(Stored dataset items)
---
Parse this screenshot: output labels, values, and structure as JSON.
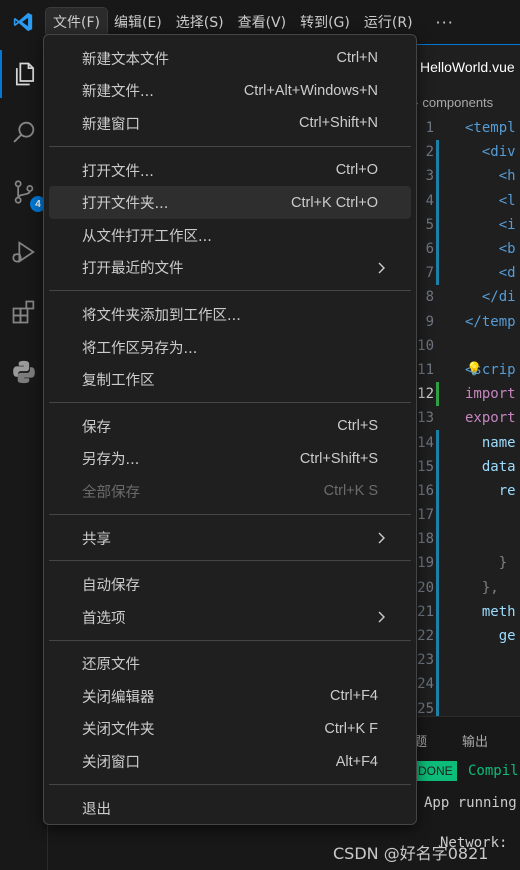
{
  "menubar": {
    "items": [
      "文件(F)",
      "编辑(E)",
      "选择(S)",
      "查看(V)",
      "转到(G)",
      "运行(R)"
    ],
    "more": "···"
  },
  "activity": {
    "scm_badge": "4"
  },
  "editor": {
    "tab_title": "HelloWorld.vue",
    "breadcrumb": "components",
    "lines": [
      {
        "n": "1",
        "text": "<templ"
      },
      {
        "n": "2",
        "text": "  <div"
      },
      {
        "n": "3",
        "text": "    <h"
      },
      {
        "n": "4",
        "text": "    <l"
      },
      {
        "n": "5",
        "text": "    <i"
      },
      {
        "n": "6",
        "text": "    <b"
      },
      {
        "n": "7",
        "text": "    <d"
      },
      {
        "n": "8",
        "text": "  </di"
      },
      {
        "n": "9",
        "text": "</temp"
      },
      {
        "n": "10",
        "text": ""
      },
      {
        "n": "11",
        "text": "<scrip"
      },
      {
        "n": "12",
        "text": "import"
      },
      {
        "n": "13",
        "text": "export"
      },
      {
        "n": "14",
        "text": "  name"
      },
      {
        "n": "15",
        "text": "  data"
      },
      {
        "n": "16",
        "text": "    re"
      },
      {
        "n": "17",
        "text": ""
      },
      {
        "n": "18",
        "text": ""
      },
      {
        "n": "19",
        "text": "    }"
      },
      {
        "n": "20",
        "text": "  },"
      },
      {
        "n": "21",
        "text": "  meth"
      },
      {
        "n": "22",
        "text": "    ge"
      },
      {
        "n": "23",
        "text": ""
      },
      {
        "n": "24",
        "text": ""
      },
      {
        "n": "25",
        "text": ""
      }
    ]
  },
  "panel": {
    "tab_problems": "题",
    "tab_output": "输出",
    "done_badge": "DONE",
    "compile_text": "Compil",
    "app_running": "App running",
    "network": "Network:"
  },
  "watermark": "CSDN @好名字0821",
  "file_menu": {
    "groups": [
      [
        {
          "label": "新建文本文件",
          "shortcut": "Ctrl+N"
        },
        {
          "label": "新建文件...",
          "shortcut": "Ctrl+Alt+Windows+N"
        },
        {
          "label": "新建窗口",
          "shortcut": "Ctrl+Shift+N"
        }
      ],
      [
        {
          "label": "打开文件...",
          "shortcut": "Ctrl+O"
        },
        {
          "label": "打开文件夹...",
          "shortcut": "Ctrl+K Ctrl+O"
        },
        {
          "label": "从文件打开工作区...",
          "shortcut": ""
        },
        {
          "label": "打开最近的文件",
          "shortcut": ""
        }
      ],
      [
        {
          "label": "将文件夹添加到工作区...",
          "shortcut": ""
        },
        {
          "label": "将工作区另存为...",
          "shortcut": ""
        },
        {
          "label": "复制工作区",
          "shortcut": ""
        }
      ],
      [
        {
          "label": "保存",
          "shortcut": "Ctrl+S"
        },
        {
          "label": "另存为...",
          "shortcut": "Ctrl+Shift+S"
        },
        {
          "label": "全部保存",
          "shortcut": "Ctrl+K S"
        }
      ],
      [
        {
          "label": "共享",
          "shortcut": ""
        }
      ],
      [
        {
          "label": "自动保存",
          "shortcut": ""
        },
        {
          "label": "首选项",
          "shortcut": ""
        }
      ],
      [
        {
          "label": "还原文件",
          "shortcut": ""
        },
        {
          "label": "关闭编辑器",
          "shortcut": "Ctrl+F4"
        },
        {
          "label": "关闭文件夹",
          "shortcut": "Ctrl+K F"
        },
        {
          "label": "关闭窗口",
          "shortcut": "Alt+F4"
        }
      ],
      [
        {
          "label": "退出",
          "shortcut": ""
        }
      ]
    ]
  },
  "colors": {
    "accent": "#0078d4",
    "menu_bg": "#1f1f1f",
    "hover_bg": "#2e2e2e",
    "done_green": "#0dbc79"
  }
}
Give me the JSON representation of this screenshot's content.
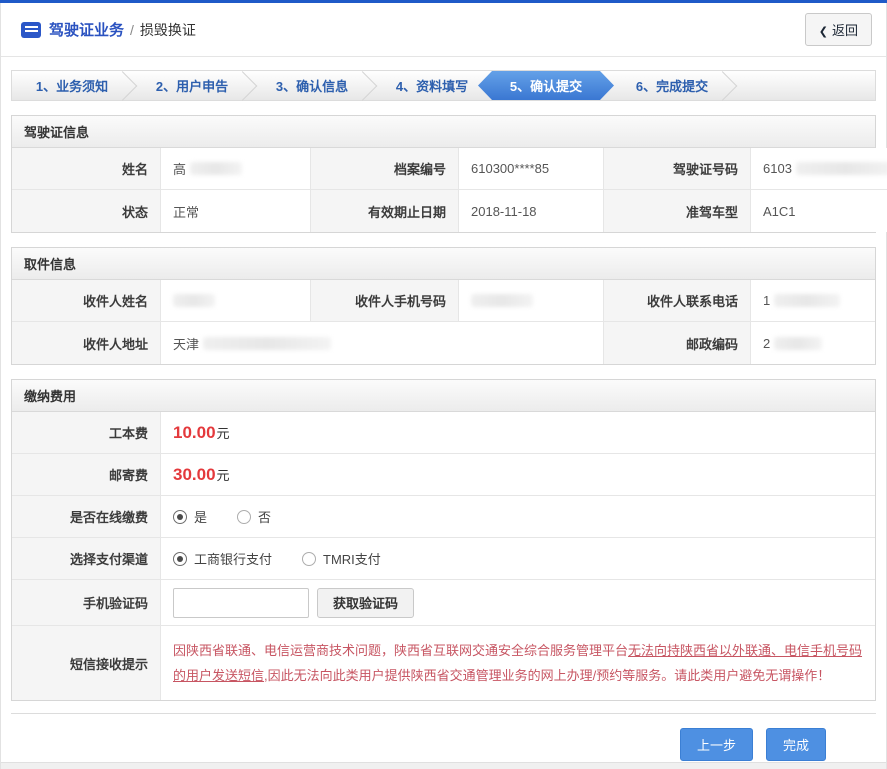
{
  "header": {
    "title": "驾驶证业务",
    "separator": "/",
    "subtitle": "损毁换证",
    "back_chevron": "❮",
    "back_label": "返回"
  },
  "steps": [
    {
      "label": "1、业务须知",
      "active": false
    },
    {
      "label": "2、用户申告",
      "active": false
    },
    {
      "label": "3、确认信息",
      "active": false
    },
    {
      "label": "4、资料填写",
      "active": false
    },
    {
      "label": "5、确认提交",
      "active": true
    },
    {
      "label": "6、完成提交",
      "active": false
    }
  ],
  "license_info": {
    "title": "驾驶证信息",
    "fields": [
      {
        "label": "姓名",
        "value": "高",
        "redacted": true
      },
      {
        "label": "档案编号",
        "value": "610300****85",
        "redacted": false
      },
      {
        "label": "驾驶证号码",
        "value": "6103",
        "redacted": true
      },
      {
        "label": "状态",
        "value": "正常",
        "redacted": false
      },
      {
        "label": "有效期止日期",
        "value": "2018-11-18",
        "redacted": false
      },
      {
        "label": "准驾车型",
        "value": "A1C1",
        "redacted": false
      }
    ]
  },
  "pickup_info": {
    "title": "取件信息",
    "fields": [
      {
        "label": "收件人姓名",
        "value": "",
        "redacted": true
      },
      {
        "label": "收件人手机号码",
        "value": "",
        "redacted": true
      },
      {
        "label": "收件人联系电话",
        "value": "1",
        "redacted": true
      },
      {
        "label": "收件人地址",
        "value": "天津",
        "redacted": true
      },
      {
        "label": "邮政编码",
        "value": "2",
        "redacted": true
      }
    ]
  },
  "payment": {
    "title": "缴纳费用",
    "fees": [
      {
        "label": "工本费",
        "amount": "10.00",
        "unit": "元"
      },
      {
        "label": "邮寄费",
        "amount": "30.00",
        "unit": "元"
      }
    ],
    "online": {
      "label": "是否在线缴费",
      "options": [
        {
          "label": "是",
          "selected": true
        },
        {
          "label": "否",
          "selected": false
        }
      ]
    },
    "channel": {
      "label": "选择支付渠道",
      "options": [
        {
          "label": "工商银行支付",
          "selected": true
        },
        {
          "label": "TMRI支付",
          "selected": false
        }
      ]
    },
    "sms_code": {
      "label": "手机验证码",
      "input_value": "",
      "button_label": "获取验证码"
    },
    "notice": {
      "label": "短信接收提示",
      "text_before": "因陕西省联通、电信运营商技术问题，陕西省互联网交通安全综合服务管理平台",
      "text_underlined": "无法向持陕西省以外联通、电信手机号码的用户发送短信",
      "text_after": ",因此无法向此类用户提供陕西省交通管理业务的网上办理/预约等服务。请此类用户避免无谓操作！"
    }
  },
  "footer": {
    "prev_label": "上一步",
    "finish_label": "完成"
  },
  "colors": {
    "topbar_blue": "#1f5ac8",
    "title_blue": "#2a52c0",
    "step_active_blue": "#3a77d2",
    "fee_red": "#e4393c",
    "notice_red": "#c75562",
    "button_blue": "#4e90e2"
  }
}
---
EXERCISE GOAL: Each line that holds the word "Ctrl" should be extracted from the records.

FINISHED EXERCISE:
          "shortcut": "Ctrl+N"
          "shortcut": "Ctrl+Alt+Windows+N"
          "shortcut": "Ctrl+Shift+N"
          "shortcut": "Ctrl+O"
          "shortcut": "Ctrl+K Ctrl+O"
          "shortcut": "Ctrl+S"
          "shortcut": "Ctrl+Shift+S"
          "shortcut": "Ctrl+K S"
          "shortcut": "Ctrl+F4"
          "shortcut": "Ctrl+K F"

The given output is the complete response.